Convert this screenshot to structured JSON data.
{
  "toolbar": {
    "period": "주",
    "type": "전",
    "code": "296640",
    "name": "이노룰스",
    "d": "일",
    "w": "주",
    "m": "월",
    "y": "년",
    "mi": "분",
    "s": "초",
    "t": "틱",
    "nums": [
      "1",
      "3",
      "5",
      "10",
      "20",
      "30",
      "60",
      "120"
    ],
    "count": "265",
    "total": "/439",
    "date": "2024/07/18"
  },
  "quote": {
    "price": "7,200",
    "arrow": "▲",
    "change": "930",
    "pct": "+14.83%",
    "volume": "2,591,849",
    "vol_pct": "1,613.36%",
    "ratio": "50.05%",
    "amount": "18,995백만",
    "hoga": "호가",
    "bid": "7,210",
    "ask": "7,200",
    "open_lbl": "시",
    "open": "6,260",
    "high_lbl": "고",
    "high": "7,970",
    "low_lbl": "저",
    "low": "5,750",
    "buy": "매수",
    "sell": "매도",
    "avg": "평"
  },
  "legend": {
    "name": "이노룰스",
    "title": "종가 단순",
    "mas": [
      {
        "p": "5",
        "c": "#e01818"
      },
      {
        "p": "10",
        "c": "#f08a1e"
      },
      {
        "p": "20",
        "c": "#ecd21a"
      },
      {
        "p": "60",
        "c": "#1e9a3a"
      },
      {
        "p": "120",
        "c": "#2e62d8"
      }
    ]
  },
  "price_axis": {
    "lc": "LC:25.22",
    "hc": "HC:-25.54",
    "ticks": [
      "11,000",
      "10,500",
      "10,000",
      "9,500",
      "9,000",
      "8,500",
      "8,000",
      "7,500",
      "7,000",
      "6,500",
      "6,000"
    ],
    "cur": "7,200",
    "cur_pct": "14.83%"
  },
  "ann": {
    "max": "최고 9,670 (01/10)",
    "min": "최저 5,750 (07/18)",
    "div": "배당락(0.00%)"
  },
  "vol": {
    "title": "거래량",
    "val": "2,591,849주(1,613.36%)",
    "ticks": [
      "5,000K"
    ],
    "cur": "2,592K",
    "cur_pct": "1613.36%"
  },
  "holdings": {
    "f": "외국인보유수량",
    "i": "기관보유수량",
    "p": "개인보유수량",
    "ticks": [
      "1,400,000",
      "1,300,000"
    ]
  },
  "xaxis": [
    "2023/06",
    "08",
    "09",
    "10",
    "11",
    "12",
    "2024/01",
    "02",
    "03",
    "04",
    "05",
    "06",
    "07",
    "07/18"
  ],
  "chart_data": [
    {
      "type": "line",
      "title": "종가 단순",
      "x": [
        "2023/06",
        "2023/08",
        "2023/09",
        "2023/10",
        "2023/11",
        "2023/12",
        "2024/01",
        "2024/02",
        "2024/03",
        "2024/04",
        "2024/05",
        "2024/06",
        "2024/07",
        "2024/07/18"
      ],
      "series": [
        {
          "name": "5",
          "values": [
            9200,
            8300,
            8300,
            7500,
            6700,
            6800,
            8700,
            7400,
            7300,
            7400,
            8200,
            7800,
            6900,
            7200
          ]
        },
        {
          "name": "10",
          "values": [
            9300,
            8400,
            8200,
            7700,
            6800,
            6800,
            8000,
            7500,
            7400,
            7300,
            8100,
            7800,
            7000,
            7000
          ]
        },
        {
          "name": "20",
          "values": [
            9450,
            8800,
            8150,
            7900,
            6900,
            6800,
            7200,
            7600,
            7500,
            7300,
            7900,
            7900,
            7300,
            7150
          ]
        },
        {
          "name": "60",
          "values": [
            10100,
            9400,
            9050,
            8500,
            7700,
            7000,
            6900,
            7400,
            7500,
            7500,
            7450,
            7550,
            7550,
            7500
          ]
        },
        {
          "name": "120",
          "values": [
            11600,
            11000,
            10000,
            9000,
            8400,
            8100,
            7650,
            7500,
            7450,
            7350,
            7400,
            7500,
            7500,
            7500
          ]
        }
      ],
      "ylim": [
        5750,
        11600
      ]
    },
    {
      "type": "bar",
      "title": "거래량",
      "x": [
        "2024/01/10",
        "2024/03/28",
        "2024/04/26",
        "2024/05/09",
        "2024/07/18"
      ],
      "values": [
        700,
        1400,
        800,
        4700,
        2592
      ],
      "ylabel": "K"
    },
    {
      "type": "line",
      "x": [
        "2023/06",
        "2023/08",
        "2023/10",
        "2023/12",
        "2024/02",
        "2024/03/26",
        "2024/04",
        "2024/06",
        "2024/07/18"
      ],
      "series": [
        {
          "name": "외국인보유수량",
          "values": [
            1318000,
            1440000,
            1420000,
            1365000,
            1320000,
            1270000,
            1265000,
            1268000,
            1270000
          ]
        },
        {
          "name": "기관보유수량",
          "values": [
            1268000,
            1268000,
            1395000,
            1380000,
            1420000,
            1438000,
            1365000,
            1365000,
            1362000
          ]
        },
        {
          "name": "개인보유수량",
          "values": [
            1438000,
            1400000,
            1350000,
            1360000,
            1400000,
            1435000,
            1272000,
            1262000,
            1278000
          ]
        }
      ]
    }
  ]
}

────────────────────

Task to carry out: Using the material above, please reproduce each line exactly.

Response to this exercise:
Convert this screenshot to structured JSON data.
{
  "toolbar": {
    "period": "주",
    "type": "전",
    "code": "296640",
    "name": "이노룰스",
    "d": "일",
    "w": "주",
    "m": "월",
    "y": "년",
    "mi": "분",
    "s": "초",
    "t": "틱",
    "nums": [
      "1",
      "3",
      "5",
      "10",
      "20",
      "30",
      "60",
      "120"
    ],
    "count": "265",
    "total": "/439",
    "date": "2024/07/18"
  },
  "quote": {
    "price": "7,200",
    "arrow": "▲",
    "change": "930",
    "pct": "+14.83%",
    "volume": "2,591,849",
    "vol_pct": "1,613.36%",
    "ratio": "50.05%",
    "amount": "18,995백만",
    "hoga": "호가",
    "bid": "7,210",
    "ask": "7,200",
    "open_lbl": "시",
    "open": "6,260",
    "high_lbl": "고",
    "high": "7,970",
    "low_lbl": "저",
    "low": "5,750",
    "buy": "매수",
    "sell": "매도",
    "avg": "평"
  },
  "legend": {
    "name": "이노룰스",
    "title": "종가 단순",
    "mas": [
      {
        "p": "5",
        "c": "#e01818"
      },
      {
        "p": "10",
        "c": "#f08a1e"
      },
      {
        "p": "20",
        "c": "#ecd21a"
      },
      {
        "p": "60",
        "c": "#1e9a3a"
      },
      {
        "p": "120",
        "c": "#2e62d8"
      }
    ]
  },
  "price_axis": {
    "lc": "LC:25.22",
    "hc": "HC:-25.54",
    "ticks": [
      "11,000",
      "10,500",
      "10,000",
      "9,500",
      "9,000",
      "8,500",
      "8,000",
      "7,500",
      "7,000",
      "6,500",
      "6,000"
    ],
    "cur": "7,200",
    "cur_pct": "14.83%"
  },
  "ann": {
    "max": "최고 9,670 (01/10)",
    "min": "최저 5,750 (07/18)",
    "div": "배당락(0.00%)"
  },
  "vol": {
    "title": "거래량",
    "val": "2,591,849주(1,613.36%)",
    "ticks": [
      "5,000K"
    ],
    "cur": "2,592K",
    "cur_pct": "1613.36%"
  },
  "holdings": {
    "f": "외국인보유수량",
    "i": "기관보유수량",
    "p": "개인보유수량",
    "ticks": [
      "1,400,000",
      "1,300,000"
    ]
  },
  "xaxis": [
    "2023/06",
    "08",
    "09",
    "10",
    "11",
    "12",
    "2024/01",
    "02",
    "03",
    "04",
    "05",
    "06",
    "07",
    "07/18"
  ],
  "chart_data": [
    {
      "type": "line",
      "title": "종가 단순",
      "x": [
        "2023/06",
        "2023/08",
        "2023/09",
        "2023/10",
        "2023/11",
        "2023/12",
        "2024/01",
        "2024/02",
        "2024/03",
        "2024/04",
        "2024/05",
        "2024/06",
        "2024/07",
        "2024/07/18"
      ],
      "series": [
        {
          "name": "5",
          "values": [
            9200,
            8300,
            8300,
            7500,
            6700,
            6800,
            8700,
            7400,
            7300,
            7400,
            8200,
            7800,
            6900,
            7200
          ]
        },
        {
          "name": "10",
          "values": [
            9300,
            8400,
            8200,
            7700,
            6800,
            6800,
            8000,
            7500,
            7400,
            7300,
            8100,
            7800,
            7000,
            7000
          ]
        },
        {
          "name": "20",
          "values": [
            9450,
            8800,
            8150,
            7900,
            6900,
            6800,
            7200,
            7600,
            7500,
            7300,
            7900,
            7900,
            7300,
            7150
          ]
        },
        {
          "name": "60",
          "values": [
            10100,
            9400,
            9050,
            8500,
            7700,
            7000,
            6900,
            7400,
            7500,
            7500,
            7450,
            7550,
            7550,
            7500
          ]
        },
        {
          "name": "120",
          "values": [
            11600,
            11000,
            10000,
            9000,
            8400,
            8100,
            7650,
            7500,
            7450,
            7350,
            7400,
            7500,
            7500,
            7500
          ]
        }
      ],
      "ylim": [
        5750,
        11600
      ]
    },
    {
      "type": "bar",
      "title": "거래량",
      "x": [
        "2024/01/10",
        "2024/03/28",
        "2024/04/26",
        "2024/05/09",
        "2024/07/18"
      ],
      "values": [
        700,
        1400,
        800,
        4700,
        2592
      ],
      "ylabel": "K"
    },
    {
      "type": "line",
      "x": [
        "2023/06",
        "2023/08",
        "2023/10",
        "2023/12",
        "2024/02",
        "2024/03/26",
        "2024/04",
        "2024/06",
        "2024/07/18"
      ],
      "series": [
        {
          "name": "외국인보유수량",
          "values": [
            1318000,
            1440000,
            1420000,
            1365000,
            1320000,
            1270000,
            1265000,
            1268000,
            1270000
          ]
        },
        {
          "name": "기관보유수량",
          "values": [
            1268000,
            1268000,
            1395000,
            1380000,
            1420000,
            1438000,
            1365000,
            1365000,
            1362000
          ]
        },
        {
          "name": "개인보유수량",
          "values": [
            1438000,
            1400000,
            1350000,
            1360000,
            1400000,
            1435000,
            1272000,
            1262000,
            1278000
          ]
        }
      ]
    }
  ]
}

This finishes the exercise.